It was a year ending in 7 when the President nominated a serving Senator from Alabama to serve on the US Supreme Court. To most who knew him, Hugo Black was a relatively liberal Deep South Democrat who had supported Franklin Roosevelt's 'court-packing plan' the previous year. Few, if any, outside Alabama knew that he had been in the Ku Klux Klan prior to taking his seat in the US Senate, and Black took to the airwaves to smooth over the controversy following the revelation. In any case, it was too late: thanks to the principle of senatorial courtesy, the Senate Judiciary Committee had approved Black's appointment, after which his Senate colleagues, for the most part, voted to send one of their own to the nation's highest court.
And now, here we are, in a year ending in 7, and the President-Elect has nominated a serving Senator from Alabama to become his Attorney General. No-one has suggested that Jeff Sessions was ever in the KKK, but his track record on the race issue has already proved controversial, not least because he was previously denied a federal judgeship in 1986 over similar concerns.
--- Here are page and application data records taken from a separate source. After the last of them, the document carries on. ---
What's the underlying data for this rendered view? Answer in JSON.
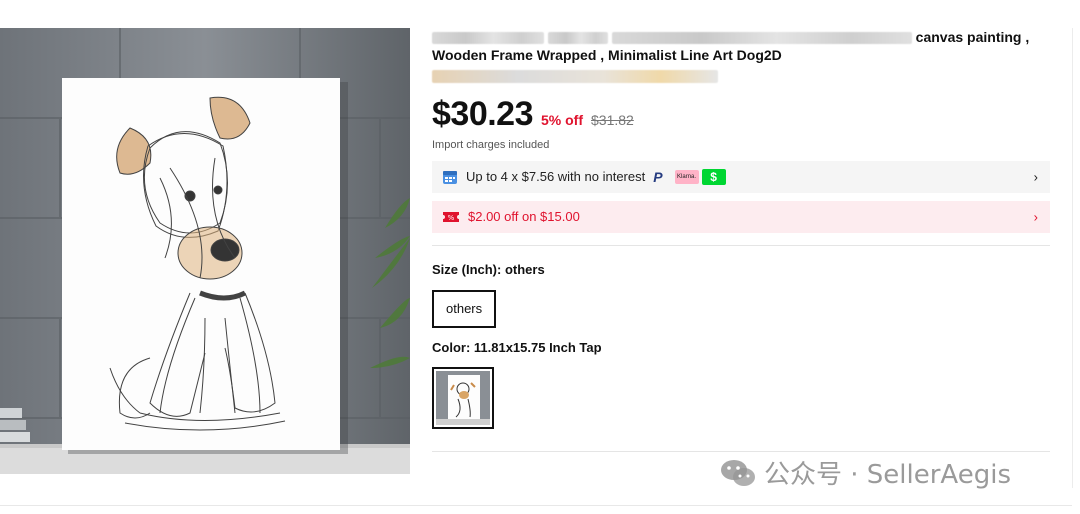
{
  "product": {
    "title_line1_suffix": "canvas painting ,",
    "title_line2": "Wooden Frame Wrapped , Minimalist Line Art Dog2D",
    "price": "$30.23",
    "discount": "5% off",
    "original_price": "$31.82",
    "import_note": "Import charges included"
  },
  "installments": {
    "text": "Up to 4 x $7.56 with no interest",
    "paypal_label": "P",
    "klarna_label": "Klarna.",
    "cashapp_label": "$",
    "chevron": "›"
  },
  "coupon": {
    "text": "$2.00 off on $15.00",
    "chevron": "›"
  },
  "size": {
    "label": "Size (Inch): others",
    "option": "others"
  },
  "color": {
    "label": "Color: 11.81x15.75 Inch Tap"
  },
  "watermark": {
    "text": "公众号 · SellerAegis"
  },
  "colors": {
    "accent_red": "#e0132e",
    "coupon_bg": "#fdecef",
    "pay_bg": "#f5f5f5",
    "cashapp_green": "#00d632",
    "klarna_pink": "#ffb3c7"
  },
  "icons": [
    "calendar-icon",
    "paypal-icon",
    "klarna-icon",
    "cashapp-icon",
    "coupon-icon",
    "chevron-right-icon",
    "wechat-icon"
  ]
}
If ever there had been KKK membership, or another explosive secret from his past, the age of mass media would no doubt have uncovered it by now. But what is known about Sessions's politics has proved sufficient for his colleague, Cory Booker of New Jersey, to testify before the Senate Judiciary Committee in opposition to his confirmation as Attorney General.
It is an unprecedented move for one Senator to testify against the appointment of another to such a position, and one which raises questions about the very notion of 'senatorial courtesy' in the twenty-first century. In 1937, when Hugo Black was confirmed for a seat on the Supreme Court, senatorial courtesy was a relatively straightforward affair. For one thing, they didn't have African American Senators who might object to an Attorney General calling African American men 'boy,' nor did they have to consider such an important appointment in the aftermath of the first African American Presidency (which also involved the appointment of the first African American Attorney General). Less straightforward now is the question of how the Judiciary Committee will interpret 'senatorial courtesy' in a twenty-first century post-Obama form.
It may be that Cory Booker's conduct is inappropriate because he should not openly oppose one of his Senate colleagues ... let's not forget that Senate confirmation hearings were relatively private affairs in 1937, and nothing like the interactive media circus that we recognize in 2017. Furthermore, it seems significant that Sessions was, until his nomination, a senior member of the Judiciary Committee now scrutinizing him. On the other hand, 'senatorial courtesy' ought to refer not only to Senators respecting Sessions over Booker's objections ... it should also refer to Senators respecting Booker's objections, as he too, is one of their own. It would be rather like the nineteenth century, when a Senator could describe a Supreme Court nominee from his home state as 'personally obnoxious' to him, and other Senators would support his position out of respect.
It could be that senatorial courtesy is no longer relevant. In any case, South Carolina's Lindsey Graham will be one to watch. As a polite man and a fellow Southerner, he may well sympathize with Sessions, but, as one of the most vocal Senate critics of Donald Trump, it is unlikely that he will relish the opportunity to use his influential position to support the President-Elect.